2. Mountain hare killing causes unnecessary suffering
There are serious animal welfare concerns surrounding the culling of mountain hares. Since the killing is unregulated and often happens out of sight, it is difficult to scientifically assess the animal welfare impacts, but given the large number that are killed, it almost certainly causes extensive suffering. Shooting any small animal in the wild can be very challenging and there is a high risk of injury rather than a clean kill. This was shown in footage which was released by OneKind last year in which a hare was injured by a gun before suffering a prolonged chase and death by a dog.
3. The Scottish Government does not support large-scale culls
Following the release of footage which revealed the brutal, military style mass killing of mountain hares on Scottish grouse moors in March 2018, First Minister Nicola Sturgeon said:
“Large-scale culling of mountain hares could put the conservation status at risk and that is clearly unacceptable. I want to be very clear today that the Government will be exploring all available options to prevent the mass culling of mountain hares and one of those options is of course legislation and a licensing scheme. What we are seeing is not acceptable and that is a very clear message that goes from the government today.”
Despite this statement from the Scottish Government and previous calls for “voluntary restraint” on large-scale mountain hare culling, culls are still taking place across Scotland. Not only does this result in further suffering and persecution of this native species, but it also undermines the authority of the Scottish Government.
4. There is no scientific evidence for killing mountain hares
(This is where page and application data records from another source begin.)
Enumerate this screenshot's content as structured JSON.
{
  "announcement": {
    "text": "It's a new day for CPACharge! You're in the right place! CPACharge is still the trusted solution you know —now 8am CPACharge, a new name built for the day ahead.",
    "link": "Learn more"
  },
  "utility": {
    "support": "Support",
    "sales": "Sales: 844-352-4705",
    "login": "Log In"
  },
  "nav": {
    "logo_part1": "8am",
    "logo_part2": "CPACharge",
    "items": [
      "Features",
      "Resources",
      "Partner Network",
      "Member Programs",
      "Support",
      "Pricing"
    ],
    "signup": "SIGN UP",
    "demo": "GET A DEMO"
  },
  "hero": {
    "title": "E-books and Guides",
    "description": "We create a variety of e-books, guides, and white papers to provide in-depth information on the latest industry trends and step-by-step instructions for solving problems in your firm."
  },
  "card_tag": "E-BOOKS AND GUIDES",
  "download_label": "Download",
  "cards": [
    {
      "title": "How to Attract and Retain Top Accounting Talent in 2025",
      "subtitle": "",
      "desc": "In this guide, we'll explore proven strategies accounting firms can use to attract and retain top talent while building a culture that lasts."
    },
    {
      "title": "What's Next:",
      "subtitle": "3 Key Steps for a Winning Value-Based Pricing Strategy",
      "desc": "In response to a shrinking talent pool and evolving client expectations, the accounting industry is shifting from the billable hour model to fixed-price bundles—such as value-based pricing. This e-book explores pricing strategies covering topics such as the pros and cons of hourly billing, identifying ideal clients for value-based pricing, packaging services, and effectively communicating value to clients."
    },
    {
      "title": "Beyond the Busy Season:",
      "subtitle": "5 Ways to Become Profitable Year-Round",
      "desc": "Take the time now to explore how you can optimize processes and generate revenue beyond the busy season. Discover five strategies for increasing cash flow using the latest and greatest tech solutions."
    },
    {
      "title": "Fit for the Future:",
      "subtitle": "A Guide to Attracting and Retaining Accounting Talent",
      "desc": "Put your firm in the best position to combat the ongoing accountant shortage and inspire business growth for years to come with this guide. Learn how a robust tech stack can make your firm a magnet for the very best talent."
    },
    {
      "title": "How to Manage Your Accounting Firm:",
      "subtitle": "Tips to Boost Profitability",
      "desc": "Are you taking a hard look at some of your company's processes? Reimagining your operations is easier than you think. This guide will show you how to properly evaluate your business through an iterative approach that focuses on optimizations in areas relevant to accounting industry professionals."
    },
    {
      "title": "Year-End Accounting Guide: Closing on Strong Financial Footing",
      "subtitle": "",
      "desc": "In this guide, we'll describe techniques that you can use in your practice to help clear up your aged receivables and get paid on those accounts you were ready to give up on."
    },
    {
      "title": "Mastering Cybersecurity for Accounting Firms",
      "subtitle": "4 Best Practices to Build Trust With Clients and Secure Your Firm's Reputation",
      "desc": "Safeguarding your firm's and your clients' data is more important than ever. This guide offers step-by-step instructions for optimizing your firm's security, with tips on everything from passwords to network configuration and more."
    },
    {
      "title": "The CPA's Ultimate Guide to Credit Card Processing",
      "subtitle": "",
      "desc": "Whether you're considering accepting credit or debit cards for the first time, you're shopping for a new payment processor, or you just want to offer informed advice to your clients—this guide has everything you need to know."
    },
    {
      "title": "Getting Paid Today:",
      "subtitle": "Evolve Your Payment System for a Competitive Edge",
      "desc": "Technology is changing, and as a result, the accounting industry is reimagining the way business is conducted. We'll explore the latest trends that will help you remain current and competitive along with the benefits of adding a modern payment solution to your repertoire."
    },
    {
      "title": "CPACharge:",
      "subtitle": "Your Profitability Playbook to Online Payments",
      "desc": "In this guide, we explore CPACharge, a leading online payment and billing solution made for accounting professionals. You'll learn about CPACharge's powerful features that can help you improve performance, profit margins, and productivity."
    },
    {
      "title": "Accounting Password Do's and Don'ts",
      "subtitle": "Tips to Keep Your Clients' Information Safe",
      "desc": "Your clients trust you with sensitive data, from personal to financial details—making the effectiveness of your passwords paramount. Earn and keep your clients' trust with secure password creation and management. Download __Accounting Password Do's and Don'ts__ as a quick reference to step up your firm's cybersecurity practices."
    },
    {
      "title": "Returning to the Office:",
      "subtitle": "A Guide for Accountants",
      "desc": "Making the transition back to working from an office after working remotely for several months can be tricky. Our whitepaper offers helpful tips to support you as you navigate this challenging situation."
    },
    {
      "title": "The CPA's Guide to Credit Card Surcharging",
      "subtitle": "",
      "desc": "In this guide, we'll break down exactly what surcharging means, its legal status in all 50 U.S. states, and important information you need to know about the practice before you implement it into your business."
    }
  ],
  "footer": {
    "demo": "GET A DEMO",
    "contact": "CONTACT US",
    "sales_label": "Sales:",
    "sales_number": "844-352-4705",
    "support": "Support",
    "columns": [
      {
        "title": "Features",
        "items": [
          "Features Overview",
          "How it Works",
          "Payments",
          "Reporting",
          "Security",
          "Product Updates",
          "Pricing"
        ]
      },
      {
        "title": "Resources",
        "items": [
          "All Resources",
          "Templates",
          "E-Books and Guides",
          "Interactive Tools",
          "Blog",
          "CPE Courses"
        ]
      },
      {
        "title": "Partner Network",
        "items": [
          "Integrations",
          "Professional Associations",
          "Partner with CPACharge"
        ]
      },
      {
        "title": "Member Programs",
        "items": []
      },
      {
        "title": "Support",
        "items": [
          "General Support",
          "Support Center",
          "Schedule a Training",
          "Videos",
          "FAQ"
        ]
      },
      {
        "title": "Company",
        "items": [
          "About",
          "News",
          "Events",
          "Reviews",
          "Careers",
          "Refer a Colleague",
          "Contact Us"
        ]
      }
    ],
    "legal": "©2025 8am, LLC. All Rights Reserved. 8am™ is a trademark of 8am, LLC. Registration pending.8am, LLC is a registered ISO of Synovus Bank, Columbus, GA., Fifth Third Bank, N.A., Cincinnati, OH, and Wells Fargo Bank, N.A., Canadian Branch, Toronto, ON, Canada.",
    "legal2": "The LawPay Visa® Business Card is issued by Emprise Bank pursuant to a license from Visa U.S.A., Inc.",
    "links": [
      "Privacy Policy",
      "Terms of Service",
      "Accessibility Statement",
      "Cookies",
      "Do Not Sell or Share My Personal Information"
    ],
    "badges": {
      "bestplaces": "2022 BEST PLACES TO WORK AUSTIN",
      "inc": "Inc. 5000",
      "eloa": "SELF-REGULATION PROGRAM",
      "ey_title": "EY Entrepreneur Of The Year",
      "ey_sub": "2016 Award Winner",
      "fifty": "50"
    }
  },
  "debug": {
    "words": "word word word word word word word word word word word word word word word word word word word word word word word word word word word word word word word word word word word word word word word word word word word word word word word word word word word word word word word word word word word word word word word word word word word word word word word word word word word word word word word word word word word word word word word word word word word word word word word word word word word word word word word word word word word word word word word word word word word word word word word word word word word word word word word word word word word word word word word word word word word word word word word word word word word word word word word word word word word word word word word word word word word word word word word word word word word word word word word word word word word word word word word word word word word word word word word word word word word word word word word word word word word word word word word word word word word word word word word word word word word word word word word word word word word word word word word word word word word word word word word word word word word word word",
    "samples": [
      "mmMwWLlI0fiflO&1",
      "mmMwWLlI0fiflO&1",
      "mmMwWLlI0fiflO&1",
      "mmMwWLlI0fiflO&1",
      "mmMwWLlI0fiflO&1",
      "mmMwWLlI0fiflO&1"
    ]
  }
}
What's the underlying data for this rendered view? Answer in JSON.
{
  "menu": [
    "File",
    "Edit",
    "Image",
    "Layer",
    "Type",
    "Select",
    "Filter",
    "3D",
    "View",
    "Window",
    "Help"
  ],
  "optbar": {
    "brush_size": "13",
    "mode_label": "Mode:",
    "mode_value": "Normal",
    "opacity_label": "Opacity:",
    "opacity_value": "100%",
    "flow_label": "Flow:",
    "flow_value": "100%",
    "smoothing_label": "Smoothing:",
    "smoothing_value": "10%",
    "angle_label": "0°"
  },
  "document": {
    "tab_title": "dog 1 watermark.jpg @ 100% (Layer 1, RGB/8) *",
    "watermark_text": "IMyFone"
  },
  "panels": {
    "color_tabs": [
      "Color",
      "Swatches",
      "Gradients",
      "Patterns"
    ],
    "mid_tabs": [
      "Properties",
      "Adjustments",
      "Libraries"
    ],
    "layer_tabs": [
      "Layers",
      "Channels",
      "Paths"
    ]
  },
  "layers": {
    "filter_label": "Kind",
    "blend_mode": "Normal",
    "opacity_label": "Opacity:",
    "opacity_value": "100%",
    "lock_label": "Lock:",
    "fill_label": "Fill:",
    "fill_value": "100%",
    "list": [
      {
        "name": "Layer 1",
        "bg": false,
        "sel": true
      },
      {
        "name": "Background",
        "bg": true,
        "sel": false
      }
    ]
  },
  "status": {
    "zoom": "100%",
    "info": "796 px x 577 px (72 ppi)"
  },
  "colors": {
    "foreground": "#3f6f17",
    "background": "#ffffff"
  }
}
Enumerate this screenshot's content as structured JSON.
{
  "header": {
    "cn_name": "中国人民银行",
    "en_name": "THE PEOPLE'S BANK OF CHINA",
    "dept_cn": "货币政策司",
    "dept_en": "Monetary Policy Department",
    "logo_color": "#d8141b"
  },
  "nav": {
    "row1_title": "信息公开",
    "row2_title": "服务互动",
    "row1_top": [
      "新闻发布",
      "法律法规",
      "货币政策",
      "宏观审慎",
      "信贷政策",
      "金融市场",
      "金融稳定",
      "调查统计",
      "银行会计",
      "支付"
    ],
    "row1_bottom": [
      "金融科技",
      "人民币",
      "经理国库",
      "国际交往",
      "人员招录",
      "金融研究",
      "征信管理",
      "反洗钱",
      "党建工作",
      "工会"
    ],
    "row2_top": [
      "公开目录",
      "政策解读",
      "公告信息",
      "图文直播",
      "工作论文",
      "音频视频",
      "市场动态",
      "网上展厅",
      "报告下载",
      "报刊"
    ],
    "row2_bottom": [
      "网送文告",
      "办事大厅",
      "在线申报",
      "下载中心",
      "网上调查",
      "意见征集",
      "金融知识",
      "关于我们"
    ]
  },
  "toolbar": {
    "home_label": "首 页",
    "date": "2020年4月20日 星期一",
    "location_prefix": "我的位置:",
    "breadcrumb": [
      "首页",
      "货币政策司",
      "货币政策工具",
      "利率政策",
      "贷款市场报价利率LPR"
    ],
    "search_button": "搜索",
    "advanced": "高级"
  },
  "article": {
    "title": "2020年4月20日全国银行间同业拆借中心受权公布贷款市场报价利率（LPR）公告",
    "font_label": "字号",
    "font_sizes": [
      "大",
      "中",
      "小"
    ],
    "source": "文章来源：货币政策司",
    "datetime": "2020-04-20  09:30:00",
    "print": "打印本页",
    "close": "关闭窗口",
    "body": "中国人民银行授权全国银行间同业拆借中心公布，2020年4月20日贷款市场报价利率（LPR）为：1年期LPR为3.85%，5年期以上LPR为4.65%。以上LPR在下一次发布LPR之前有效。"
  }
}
Most mountain hares are killed as part of localised culls on shooting estates by gamekeepers managing land for red grouse shooting. Estate managers believe that eradicating mountain hares can help control louping-ill, a virus that affects red grouse and is transmitted via ticks carried by the hare and other mammals. While there is no doubt that mountain hares carry ticks, there is no clear evidence that culling them is an effective way of managing red grouse numbers. In fact, a 2015 report to the Scientific Advisory Committee of Scottish Natural Heritage concluded that “there is no clear evidence that mountain hare culls serve to increase red grouse densities”. Yet we are still killing these animals in large numbers under the pretence that it will make higher numbers of red grouse available to be shot for fun.
5. Commercial mountain hare hunting is big business
Shooting mountain hares is also one of the many “country sports” offered by Scottish game estates. In our 2017 report, Mountain hare persecution in Scotland, we found 25 companies in Scotland which offer mountain hare hunting with many offering dedicated mountain hare packages or mixed bag packages that include mountain hare. This can attract shooters from around the world, with companies usually offering bags of 8-10 animals per gun for walk-up hunts and up to 200 for a driven shooting party. Following our report, some of these companies removed the mention of killing mountain hares from their web pages but others are still offering the chance to shoot these beautiful animals. It’s time to stop marketing Scotland as a place to shoot our beautiful animals and increasingly threatened wild animals.
Do you want to help protect Scotland’s mountain hares? In the next few months we’ll be handing in an open letter to the Scottish Government calling for this year’s open season to be the last. If you haven’t signed yet, then you can add your name here.